You know, history news just won’t let me alone to write history these days. So much for that break from blogging.
This morning I arose at a reasonable hour to have breakfast while I perused our local newspaper, The Arizona Republic. You can imaging what pleasant reading that can be, between our governor’s desire to cut funding for transplant patients (talk about health care death panels … where are Obama’s health care critics on this issue?) and the continuing saga of the NFL Cardinals (thank goodness I’m a Giants fan).

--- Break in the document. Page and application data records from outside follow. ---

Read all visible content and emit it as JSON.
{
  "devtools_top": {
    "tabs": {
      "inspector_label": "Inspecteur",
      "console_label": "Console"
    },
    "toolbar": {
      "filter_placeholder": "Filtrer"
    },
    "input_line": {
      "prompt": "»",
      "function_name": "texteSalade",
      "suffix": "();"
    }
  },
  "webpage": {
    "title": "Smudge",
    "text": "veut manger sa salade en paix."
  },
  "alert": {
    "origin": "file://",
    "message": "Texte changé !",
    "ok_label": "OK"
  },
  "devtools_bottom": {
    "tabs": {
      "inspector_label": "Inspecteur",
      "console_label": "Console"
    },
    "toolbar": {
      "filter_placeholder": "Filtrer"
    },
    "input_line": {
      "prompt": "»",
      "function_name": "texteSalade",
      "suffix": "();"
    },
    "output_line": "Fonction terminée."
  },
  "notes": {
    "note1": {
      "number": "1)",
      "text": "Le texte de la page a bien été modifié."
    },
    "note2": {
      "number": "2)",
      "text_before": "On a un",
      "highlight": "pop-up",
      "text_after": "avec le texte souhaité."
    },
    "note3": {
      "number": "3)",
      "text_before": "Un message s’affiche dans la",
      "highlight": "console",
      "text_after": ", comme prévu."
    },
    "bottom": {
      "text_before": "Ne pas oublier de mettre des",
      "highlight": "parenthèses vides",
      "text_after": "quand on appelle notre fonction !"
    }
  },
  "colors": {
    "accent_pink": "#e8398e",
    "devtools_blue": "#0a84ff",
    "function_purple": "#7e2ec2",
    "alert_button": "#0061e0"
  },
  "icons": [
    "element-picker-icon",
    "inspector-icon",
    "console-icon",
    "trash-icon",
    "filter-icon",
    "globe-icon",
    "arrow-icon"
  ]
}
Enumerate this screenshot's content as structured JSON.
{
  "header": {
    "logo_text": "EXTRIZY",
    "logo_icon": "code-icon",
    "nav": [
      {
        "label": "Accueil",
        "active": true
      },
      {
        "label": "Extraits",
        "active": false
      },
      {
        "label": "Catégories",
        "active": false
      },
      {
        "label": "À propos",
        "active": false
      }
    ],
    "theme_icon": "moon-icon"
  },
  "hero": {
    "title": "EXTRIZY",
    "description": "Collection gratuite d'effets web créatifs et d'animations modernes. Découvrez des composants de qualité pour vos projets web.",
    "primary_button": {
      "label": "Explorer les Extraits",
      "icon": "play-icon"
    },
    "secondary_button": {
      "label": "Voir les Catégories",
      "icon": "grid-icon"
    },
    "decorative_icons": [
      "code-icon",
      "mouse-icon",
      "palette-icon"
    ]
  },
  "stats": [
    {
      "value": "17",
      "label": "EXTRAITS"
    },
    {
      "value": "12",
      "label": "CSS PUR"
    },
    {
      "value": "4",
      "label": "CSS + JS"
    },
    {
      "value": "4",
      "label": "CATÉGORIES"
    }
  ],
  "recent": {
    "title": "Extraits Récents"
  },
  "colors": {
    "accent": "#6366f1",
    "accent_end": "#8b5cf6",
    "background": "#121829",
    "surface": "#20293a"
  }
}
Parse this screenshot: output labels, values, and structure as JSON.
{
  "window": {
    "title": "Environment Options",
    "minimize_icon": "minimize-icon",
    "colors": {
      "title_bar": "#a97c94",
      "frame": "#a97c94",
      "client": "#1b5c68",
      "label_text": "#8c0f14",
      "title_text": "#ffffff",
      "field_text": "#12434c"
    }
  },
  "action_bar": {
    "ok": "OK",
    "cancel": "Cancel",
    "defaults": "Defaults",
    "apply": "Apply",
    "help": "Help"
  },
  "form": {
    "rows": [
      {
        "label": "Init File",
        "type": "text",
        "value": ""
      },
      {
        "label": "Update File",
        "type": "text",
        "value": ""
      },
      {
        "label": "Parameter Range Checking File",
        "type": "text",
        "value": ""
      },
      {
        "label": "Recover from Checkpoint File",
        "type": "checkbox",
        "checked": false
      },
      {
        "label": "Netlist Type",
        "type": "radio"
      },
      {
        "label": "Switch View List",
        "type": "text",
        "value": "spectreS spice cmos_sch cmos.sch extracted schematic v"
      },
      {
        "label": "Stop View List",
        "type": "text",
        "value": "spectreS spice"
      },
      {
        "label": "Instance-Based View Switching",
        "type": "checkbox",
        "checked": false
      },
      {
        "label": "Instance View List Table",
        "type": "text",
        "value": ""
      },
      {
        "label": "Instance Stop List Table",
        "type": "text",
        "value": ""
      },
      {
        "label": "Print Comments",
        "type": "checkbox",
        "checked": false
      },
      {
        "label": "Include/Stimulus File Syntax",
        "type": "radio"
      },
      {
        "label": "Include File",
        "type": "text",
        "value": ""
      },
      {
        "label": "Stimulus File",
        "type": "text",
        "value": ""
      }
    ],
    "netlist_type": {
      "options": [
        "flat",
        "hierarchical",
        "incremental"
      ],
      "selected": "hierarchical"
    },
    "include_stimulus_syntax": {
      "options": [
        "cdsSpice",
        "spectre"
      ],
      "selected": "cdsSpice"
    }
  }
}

There, in the Valley & State section, I came across a feature article on a display of documents related to Arizona’s territorial organization and push for statehood. The original state constitution and other documents had been set out for public viewing at the state capitol. One of the other documents was “a portion of the Arizona Organic Act of 1863.” As the article tells us: “The document, which former President Abraham Lincoln signed, was fragile: Several pieces of clear tape, which yellowed over time, held the paper together.”
Hmmm, I thought, that’s a remarkable sentence. I had never seen Lincoln referred to as “former President Abraham Lincoln,” but, given the condition of funding for public education in this state, perhaps readers needed that reminder. I could also imagine preservationists and others wincing as they found out that the document was being held together by clear tape. Obviously the state spares no expense or expertise in preserving essential documents.
Then I looked at the photograph of Lincoln’s autograph:
Oops. That’s not Lincoln’s autograph. Not even close.
You may recall that among my professional duties that I am a member of the board of directors of the Abraham Lincoln Association, so I’ve seen my share of Lincoln autographs over time. Usually, Lincoln signed his name with a simple “A. Lincoln,” but he wrote out his full name for important documents, including the Emancipation Proclamation. Here, for example, is Lincoln’s autograph on a printed version of the Emancipation Proclamation:
Oh, my goodness. This ought to throw things into quite a tizzy.
The formation of Arizona as a territory in 1863 was due to the Civil War (why that is will be explained at another time). Until then it had been part of a larger New Mexico Territory, which contained land acquired in one way or another from Mexico prior to the American Civil War. A small part of that territory, in the northwest corner, eventually became part of the state of Nevada, which gained statehood status in 1864, just in time for its three electoral votes to fall into the Republican column that year. Arizona and New Mexico would have to wait until 1912 to gain statehood, filling out what was called the lower 48 when Alaska and Hawaii achieved statehood nearly fifty years later.
Oh, well. Another fake Lincoln autograph … this time on a pretty important document, clear tape and all.
Only in Arizona.